9. It is true that the witnesses say that the appellant used a chhura. It is also true, that the injury was inflicted on a vital part of the body but the fact remains that no vital organ of the body was injured thereby. Again, we do not know how big the chhura was and, therefore, it cannot be said that it was sufficiently for to penetrate the abdomen deep enough to cause an injury to a vital organ which would in the ordinary course of nature be fatal. The chhura could not be recovered but the prosecution should at least have elicited from the witnesses particulars about its size.

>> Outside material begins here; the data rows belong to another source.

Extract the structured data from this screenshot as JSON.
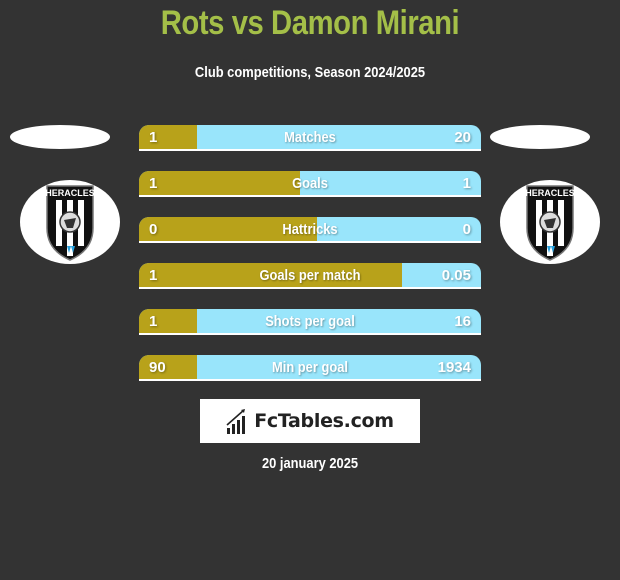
{
  "header": {
    "title": "Rots vs Damon Mirani",
    "subtitle": "Club competitions, Season 2024/2025"
  },
  "teams": {
    "left": {
      "name": "Heracles",
      "crest_text": "HERACLES",
      "icon": "heracles-crest-icon"
    },
    "right": {
      "name": "Heracles",
      "crest_text": "HERACLES",
      "icon": "heracles-crest-icon"
    }
  },
  "colors": {
    "title": "#a4bf48",
    "left_bar": "#b8a21a",
    "right_bar": "#99e5fb",
    "background": "#333333"
  },
  "stats": [
    {
      "label": "Matches",
      "left": "1",
      "right": "20",
      "left_share": 0.17
    },
    {
      "label": "Goals",
      "left": "1",
      "right": "1",
      "left_share": 0.47
    },
    {
      "label": "Hattricks",
      "left": "0",
      "right": "0",
      "left_share": 0.52
    },
    {
      "label": "Goals per match",
      "left": "1",
      "right": "0.05",
      "left_share": 0.77
    },
    {
      "label": "Shots per goal",
      "left": "1",
      "right": "16",
      "left_share": 0.17
    },
    {
      "label": "Min per goal",
      "left": "90",
      "right": "1934",
      "left_share": 0.17
    }
  ],
  "footer": {
    "brand": "FcTables.com",
    "brand_icon": "bar-chart-icon",
    "date": "20 january 2025"
  }
}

We are, therefore, unable to say with anything near certainty that the appellant had such intention or knowledge. Incidentally we may point out that Shankar Prasad does not say that after he released the wrist of Sushil the appellant inflicted or even tried to inflict any further injury on him.
10. In this state of the evidence we must hold that the prosecution has not established that the offence committed by the appellant falls squarely under Section 307, I. P. C. In our opinion, it amounts only to an offence under Section 324, I. P. C.
11. Mr. Kohli then brings to our notice the fact that the appellant is below 21 years of age and that, therefore, Section 6 of the Probation of Offenders Act, 1958 precludes the Court from sentencing him to a term of imprisonment in respect of an offence which is not punishable with death or imprisonment for life. This Act has been applied to the State of Bihar vide: Notification No. DPS/118-JL dated June 4, 1959. Therefore, as was done by this Court in Ramji Missar v. State of Bihar, : AIR1963SC1088 we, while allowing the appeal partially, remand the matter to the High Court to consider the appropriate order to be passed by applying the provisions of Section 6 of the Probation of Offenders Act.